Keywords: turf war, bureaucracy, jurisdiction, competition, information withholding
JEL: D73 D74 D82

Stable profit sharing in a patent licensing game: general bargaining outcomes

Watanabe, N., & Muto, S. (2008). Stable profit sharing in a patent licensing game: general bargaining outcomes. International journal of game theory, 37(4), 505-523. [working paper 版]

JEL Classification Numbers: C71; D45; D43
Keywords: licensing, coalition structure, bargaining set, core

==noted by yi-nung==

有簡要的 patent licensing problem 的文獻回顧:

Patent licensing problems in oligopolistic markets had been studied only by non-cooperative mechanisms; upfront fee or royalty in Kamien and Tauman (1984, 1986), and auction in Katz and Shapiro (1985, 1986). After these seminal papers, the main concern of researchers was focused on the optimal licensing mechanism that maximizes the licensor’s revenue from a patented technology (See, e.g., Kamien, Oren and Tauman (1992), Muto (1993), Sen (2005) and Sen and Tauman (2007)). On the other hand, licensing agreements are basically contract terms signed by licensors and licensees as negotiation results. This paper hence seeks into the original and practical viewpoint and studies patent licensing as bargaining outcomes.
On this agenda, Tauman and Watanabe (2007, hereafter TW) recently provided the licensor’s payoff in the non-cooperative auction game with an interpretation from a cooperative viewpoint. Their analysis was, however, limited to the asymptotic equivalence. In practice, however, each industry has a finite number of firms operating there. For such a finite industry, Driessen, Muto and Nakayama (1992, hereafter DMN) studied a cooperative game on information trading which is similar to patent licensing。

Commons as a risk-management tool: theoretical predictions and an experimental test

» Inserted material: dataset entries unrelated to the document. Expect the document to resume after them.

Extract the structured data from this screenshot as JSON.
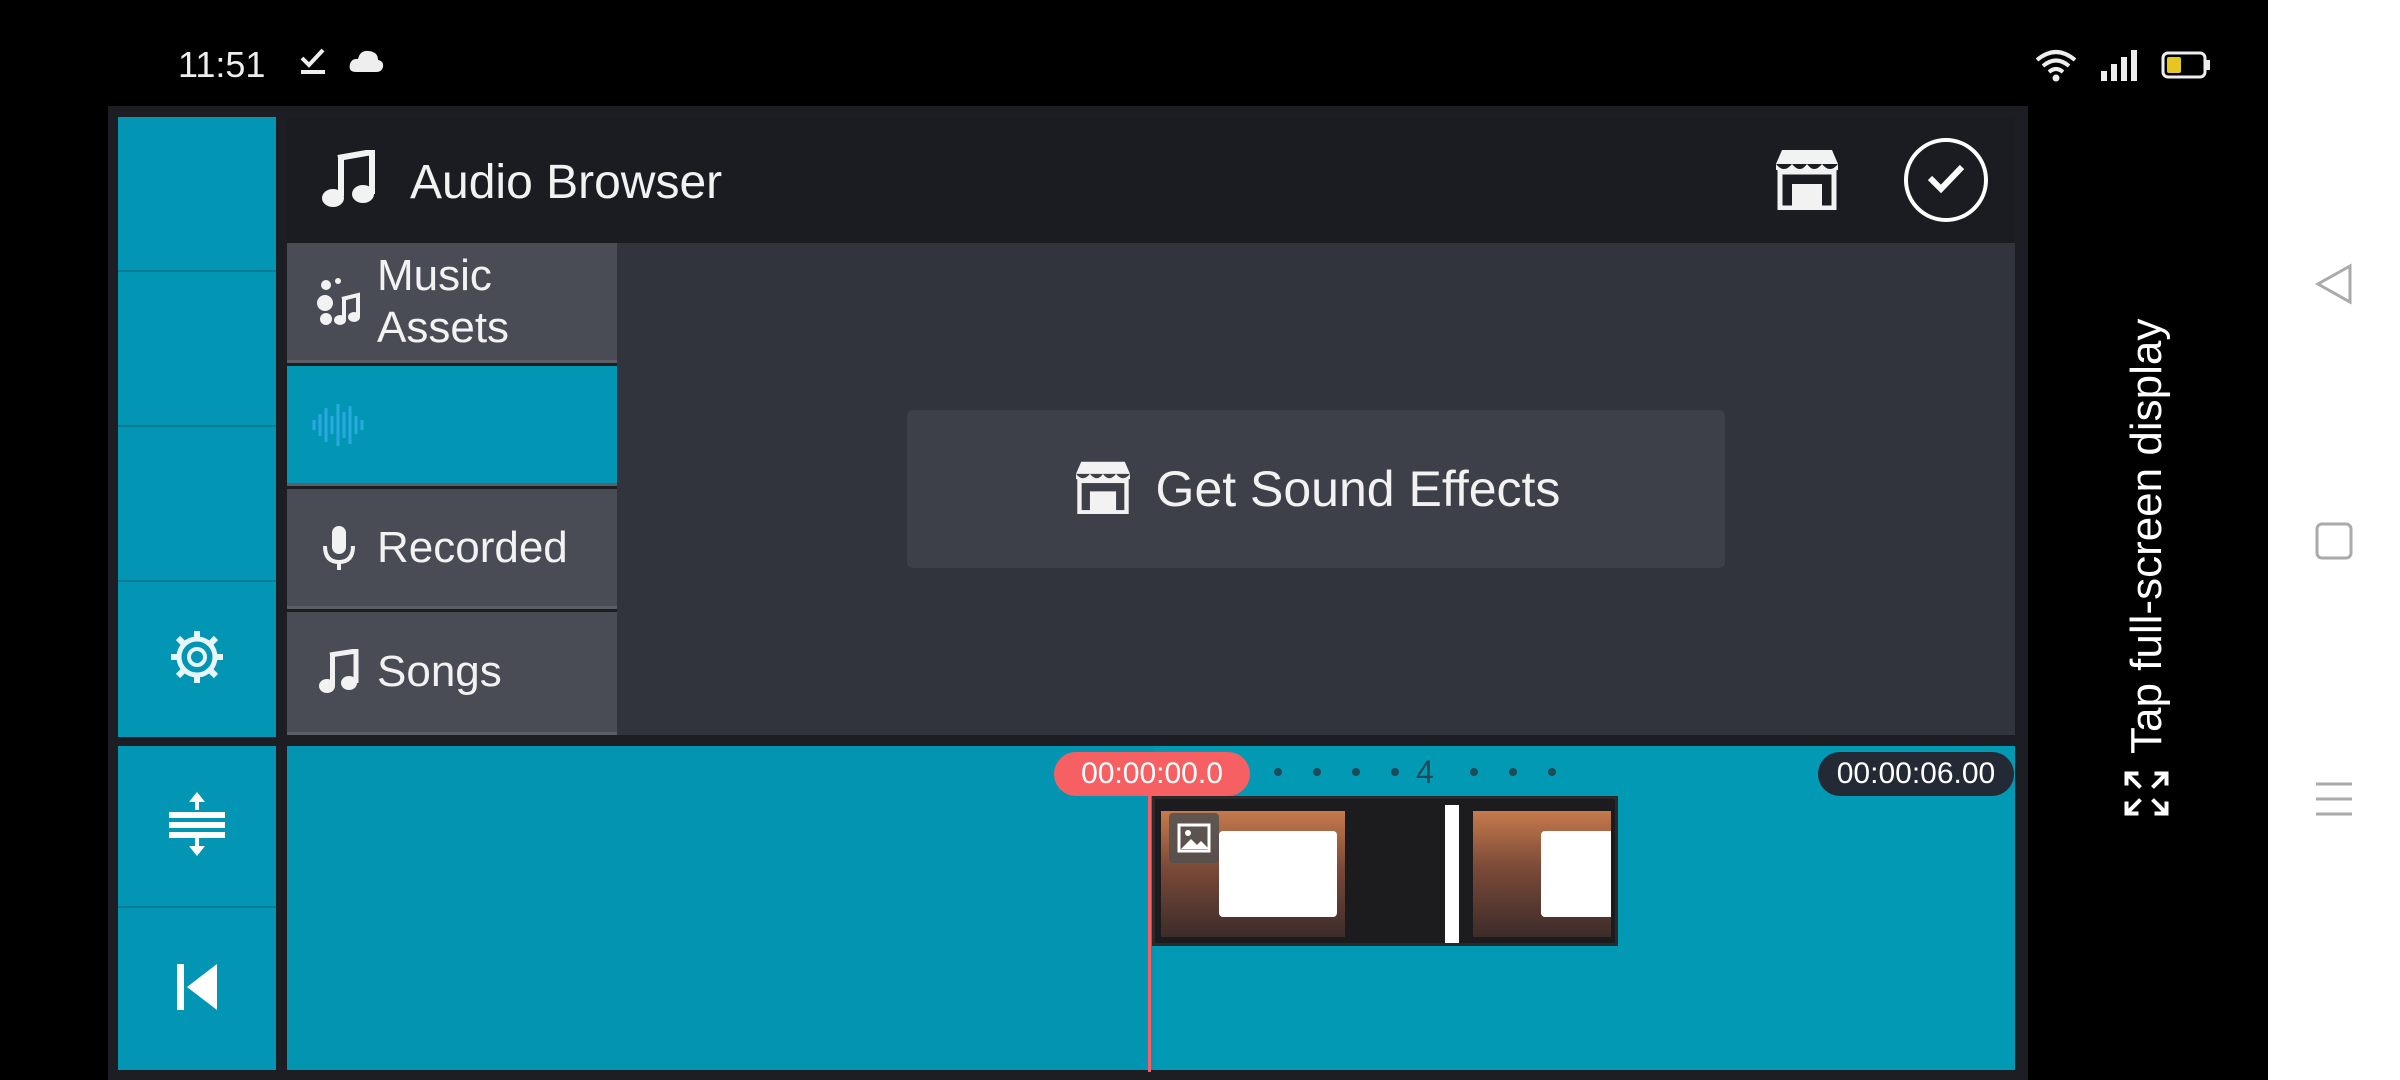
{
  "status_bar": {
    "time": "11:51",
    "left_icons": [
      "check-download-icon",
      "cloud-icon"
    ],
    "right_icons": [
      "wifi-icon",
      "signal-icon",
      "battery-icon"
    ]
  },
  "browser": {
    "title": "Audio Browser",
    "header_icon": "music-note-icon",
    "store_icon": "store-icon",
    "confirm_icon": "checkmark-circle-icon"
  },
  "categories": [
    {
      "label": "Music Assets",
      "icon": "music-assets-icon"
    },
    {
      "label": "",
      "icon": "waveform-icon",
      "selected": true
    },
    {
      "label": "Recorded",
      "icon": "microphone-icon"
    },
    {
      "label": "Songs",
      "icon": "music-note-icon"
    }
  ],
  "content": {
    "get_sound_effects_label": "Get Sound Effects"
  },
  "timeline": {
    "current_time": "00:00:00.0",
    "total_time": "00:00:06.00",
    "marker_number": "4"
  },
  "fullscreen_hint": "Tap full-screen display",
  "colors": {
    "accent": "#0299b5",
    "playhead": "#f66063",
    "panel": "#31333d"
  }
}
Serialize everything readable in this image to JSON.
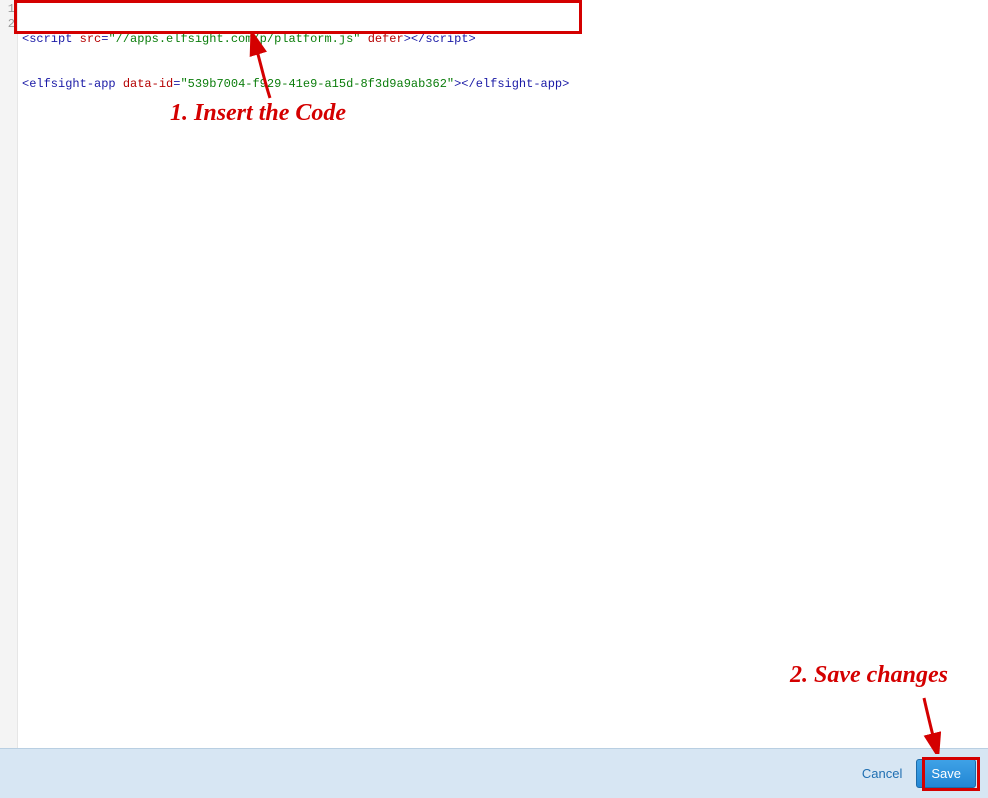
{
  "code": {
    "line_numbers": [
      "1",
      "2"
    ],
    "line1": {
      "p1": "<",
      "p2": "script",
      "p3": " ",
      "p4": "src",
      "p5": "=",
      "p6": "\"//apps.elfsight.com/p/platform.js\"",
      "p7": " ",
      "p8": "defer",
      "p9": "></",
      "p10": "script",
      "p11": ">"
    },
    "line2": {
      "p1": "<",
      "p2": "elfsight-app",
      "p3": " ",
      "p4": "data-id",
      "p5": "=",
      "p6": "\"539b7004-f929-41e9-a15d-8f3d9a9ab362\"",
      "p7": "></",
      "p8": "elfsight-app",
      "p9": ">"
    }
  },
  "footer": {
    "cancel_label": "Cancel",
    "save_label": "Save"
  },
  "annotations": {
    "step1": "1. Insert the Code",
    "step2": "2. Save changes"
  }
}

Date: 2014-04
By: Marielle Brunette (Laboratoire d’Economie Forestière, INRA – AgroParisTech)
Philippe Delacote (Laboratoire d’Economie Forestière, INRA – AgroParisTech)
Serge Garcia (Laboratoire d’Economie Forestière, INRA – AgroParisTech)
Jean-Marc Rousselle (INRA, UMR 1135 LAMETA)
URL: http://d.repec.org/n?u=RePEc:lef:wpaper:2014-06&r=net
The impact of the safety-net use of Common-pool resources (CPR) on the individual investment into and extraction from the commons is analyzed in this paper. Agents of the community first choose to invest in their private project and in the CPR; second, they choose how much to extract from their private project and the commons. The model compares two types of risk management tool: CPR as risk-coping and risk-diversification mechanisms. It also compares two types of risk: risk on a private project and risk on CPR investment by other community members. The theoretical predictions are empirically tested with experimental economics. In this view, we propose an original CPR game composed of two periods, an investment one and an extraction one. Our result clearly shows that risk reduction in the private project unambiguously decreases investment in the CPR, while it does not impact CPR extraction. We also show that a risk-coping strategy is well understood as more flexible and influenced by the outcome in terms of private project yield.
Keywords: Common-pool resource, Common-pool resource game, deforestation, experimental economics.
JEL: Q15 Q23 D71 D81